In Ivory Coast, cocoa once guaranteed farmers a sweet life.
Then the world’s number one producer was whacked, as oversupply and falling demand from health-conscious consumers hit prices.
But some producers proudly say they are not only weathering the cocoa storm but even flourishing.
The thanks, they say, are due to fair-trade deals that demand higher environmental and social standards from producers in exchange for training and a tempting financial bonus.
“Fair trade changed my life,” enthused Robert Yao N’Guettia, in the middle of his plantation in Adzope, 100 kilometres (60 miles) east of Ivory Coast’s economic capital Abidjan.
He is one of around 2,000 members of CAYAT — the Yakasse-Attobrou Agricultural Cooperative — which has tied up with an organisation called Fairtrade International.
It is one of a growing constellation of organisations which promote developing-country products. They ask consumers to pay a premium for a product that has been grown or made to higher ethical standards.
The products typically come from sectors such as cocoa and coffee, where poverty, child labour and environmental damage can be a curse.
Under their deal, CAYAT farmers are trained in smarter agriculture, ranging from better use of authorised fertilisers and harvesting techniques to fermentation — a key process that removes tannins from the harvested cacao bean and provides the best chocolate with its signature rich taste.
In 2012, the coop gained certification enabling products containing their cocoa to carry the Freetrade tag.
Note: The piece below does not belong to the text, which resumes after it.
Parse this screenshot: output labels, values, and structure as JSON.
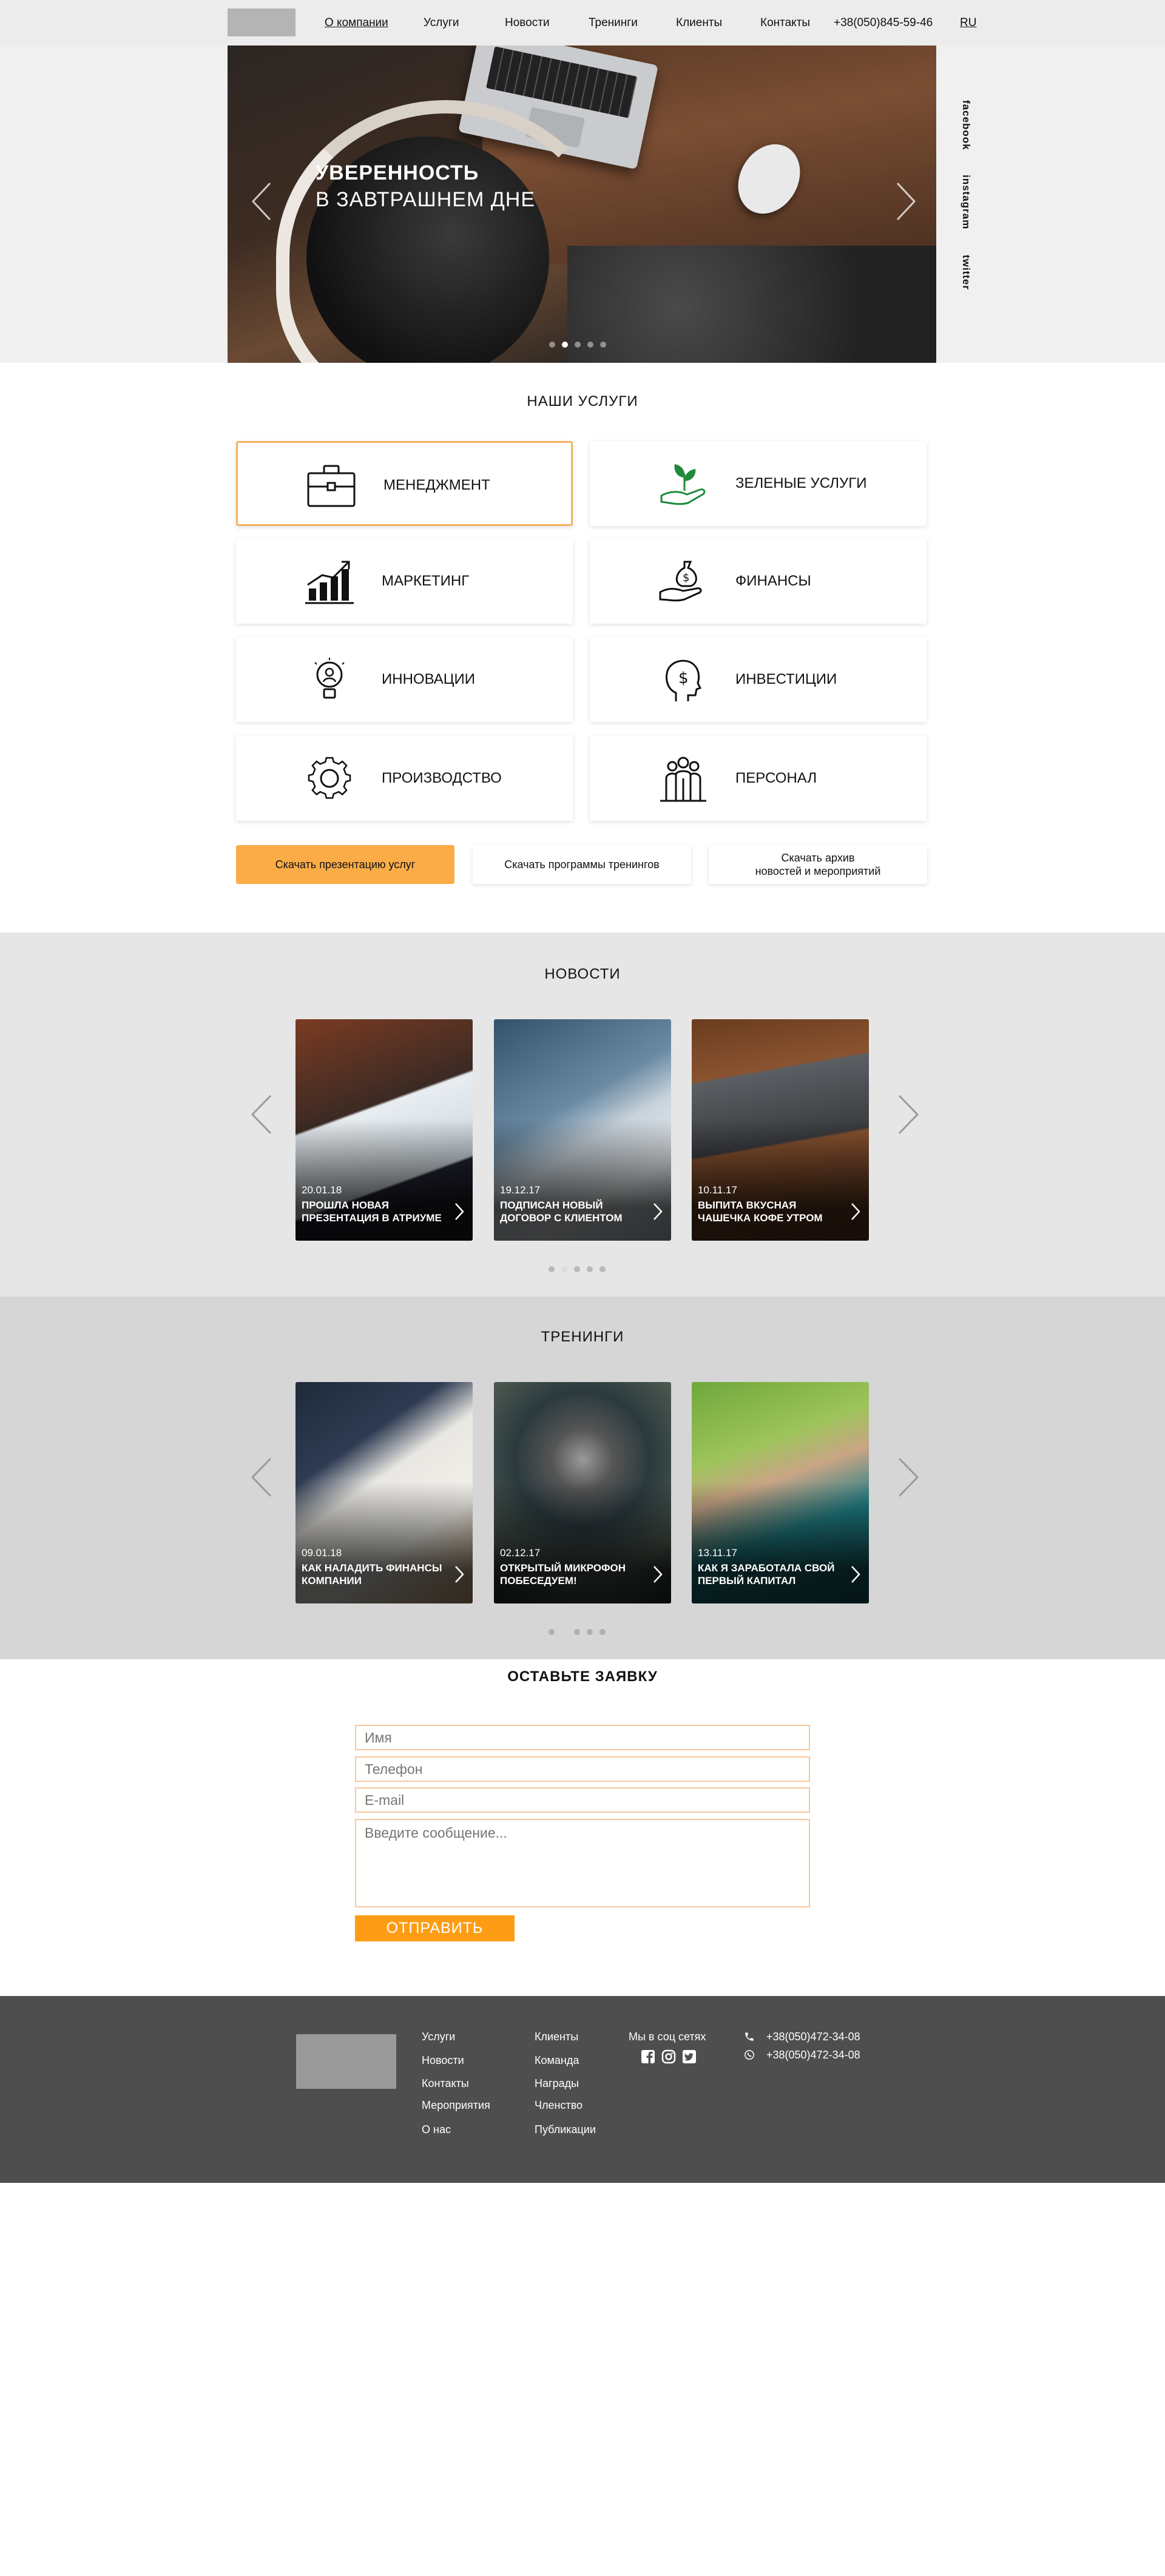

Certification requires farmers to observe higher standards in the use of chemical inputs, pay decent wages to workers and not use child labour.
In exchange, CAYAT receives an annual premium, which currently runs at about 200 million CFA francs — around 305,000 euros ($358,000).
“The premium is divided into four equal parts — agricultural inputs, training, social investment and a bonus which goes to the farmers themselves,” said Traore Sinan, head of the cooperative.
N’Guettia said the scheme had been transformational. His plantation now produces a tonne of cacao beans per hectare (2.5 acres) today, compared with 300 kilogrammes (660 pounds previously.
He owns a car — a luxury for small farmers — and money from the cooperative has endowed his village with a primary school with solar-powered lighting.
“We can work in the fields while our children go to school,” he said. Other villages in the Adzope region now have water pumps and solar panels to provide basic needs for homes, as well as medical clinics, all financed from the Fairtrade bonus.
– Reality behind figures –
In 2004, only one organisation of cocoa farmers in Ivory Coast had Fairtrade certification. Today, the tally is nearly 200, representing more than 120,000 producers. The volume of Ivorian certified cacao has similarly surged, from 25 tonnes in 2004 to more than 150,000 tonnes in 2017.
Such figures seem huge and suggest a revolution in sustainable development is in full swing.
But the reality is somewhat less dramatic.
By way of comparison, Ivory Coast’s cocoa production for the 2017-18 season is expected to be two million tonnes.
The country accounts for 40 percent of worldwide output — of which just 1.2 percent is certified as fair trade.
Out of 3,000 cocoa cooperatives in Ivory Coast, fewer than 200 are certified. The sector employs around four million people — around one in six of the population and accounts for 10 percent of GDP, according to the World Bank.
Even so, certification is clearly growing in popularity as a means of buffering the impact of a price slump that has hit small farmers worst of all.
“Our dearest wish is for the purchase price to rise to 1,100 CFA francs a kilo, compared to 700 today,” producer Vincent Kra Kouame said this month in the runup to the 2018-19 season, which starts in October.
Right now, “fair-trade cacao is our only comfort,” he said.